Let me try to put it as respectfully as possible: stop worrying about other people’s problems and start working on your own! Stop marketing your intelligence to the world and begin employing it for the benefit of your own country! Some time ago, an 11-year old sent a letter to Mr. Papandreou proposing his (very cute) plan how to solve Greece’s problems (published in the Ekathimerini). Don’t leave Greece’s future up to 11-year old's!

5 comments:

  1. "Since returning to Geece, the content of my postings has shifted toward a critique of Greece. Critique of what? For having caused a mess? For having wasted other people’s money? For other similar reasons? Not at all! Instead, a critique of Greece for showing no initiative on her own to do something about her problems. For spending all their brainpower on other people’s problems like the European debt problem."

    Ich hatte vor längerer Zeit mal den einen oder anderen Eintrag in Ihrem Blog gelesen, dann aber aufgegeben weil ich den Eindruck hatte, dass Sie zu den "Bailoutisten" gehören. Ich habe jegliche Hilfen von vornherein abgelehnt (und damit zumindest für Griechenland die kontraproduktive Wirkung solcher Hilfen wohl richtig eingeschätzt).

    Als ich jetzt ihre neueren Einträge las, begriff ich nicht, warum ich Ihre Positionen scheinbar falsch eingeschätzt hatte.
    Jetzt sehe ich: Sie haben Ihre Meinung (oder zumindest Ihren Fokus) zwischenzeitlich geändert. Erfreulich!

    ReplyDelete
    Replies
    1. Mein Fokus ist seit Beginn dieses Blogs unverändert: ich halte es für einen dramatischen Fehler, dass man die 'bestehenden Schulden' nicht bei den ursprünglichen Gläubigern gelassen und diese Gläubiger aufgefordert hat, diese Schulden umzuschulden. Somit wurden 2 bail-out's vermischt: einerseits der bail-out der Banken (via Griechenlands Bilanz) und andererseits der Bedarf an 'Fresh Money' seitens Griechenlands. Für Griechenland hätte das keinen großen Unterschied bedeutet, für die Steuerzahler der Eurozone jedoch einen riesigen. Griechenland kann man nur 'retten', indem man hilft, dass es seine Wirtschaftsstrukturen reformiert und ein attraktiver Investitionsstandort wird. Die EU kann einen solchen Prozess nur unterstützen (und sollte dies auch tun), die Initiative dafür muss jedoch von Griechenland kommen. Hilfe zur Selbsthilfe, wie es so schön heißt, ist immer angebracht. Wenn der Wille zur Selbsthilfe nicht vorhanden hist, dann wird es echt schwierig. Ob das griechische Establishment es wirklich ernst meint mit dem Willen zur Selbsthilfe muss m. E. erst noch getestet werden. Bisher sieht es immer noch so aus, als würde man sich an die 'heißen Eisen' der Machtnetzwerke, Monopole, Kartelle und an die Korruption nicht so richtig herantrauen.

      Delete
  2. "spending all their brainpower on other people’s problems like the European debt problem"

    I think that activity has a dual function:

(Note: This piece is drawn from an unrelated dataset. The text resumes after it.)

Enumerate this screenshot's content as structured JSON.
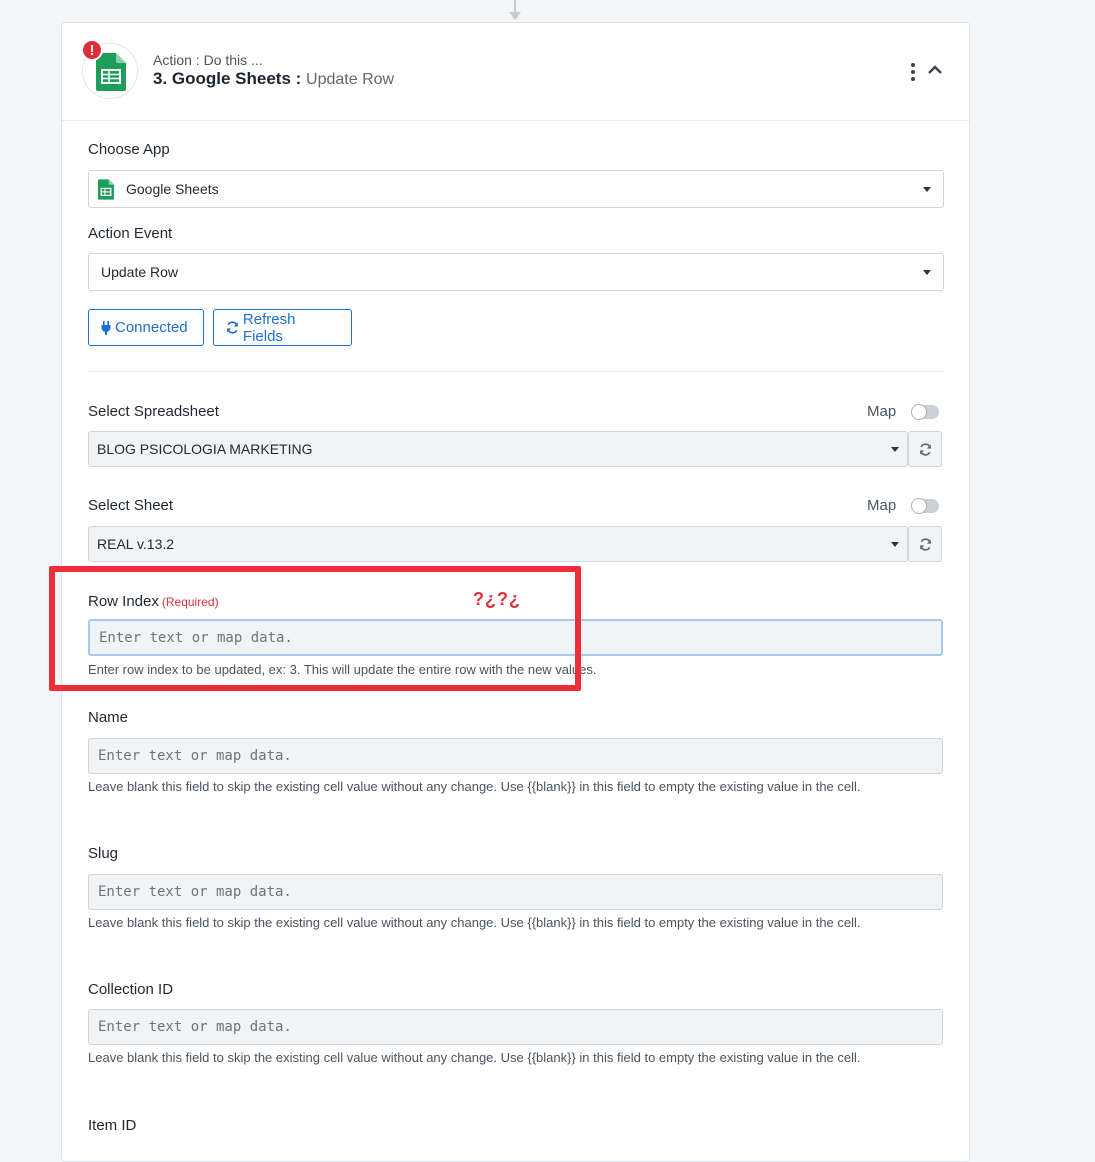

    - For the simple folks, it gives psychological relief: "Not our fault; it's all one big crisis, of which Greece is only a little part". So consequently, there's nothing we (alone) can do about it (a psychological coverup for "we don't like to change").

    - For sophisticated people like Yanis Varoufakis "the" crisis serves as a coverup for the specific Greek problems, which quite obviously he doesn't want to adress. His "Modest Proposal" is quite ridiculous (or rather insolent!) in
    a) wanting to transfer debt of states he himself calls "insolvent" in part to the ECB
    b) suggesting a "solution" (that won't work anyway, but) which if it would work, would generate more tax income only after years.
    Not telling his readers how he wants to finance fresh credit for the states in the meantime is clearly a CONCSIOUS omission, not stupidity!

    ReplyDelete
  3. Thanks for one's marvelous posting! I definitely enjoyed reading it, you might be a great author.I will make certain to bookmark your blog and will often come back later in life. I want to encourage you continue your great job, have a nice morning!

    Feel free to visit my homepage; online search engine optimization

    ReplyDelete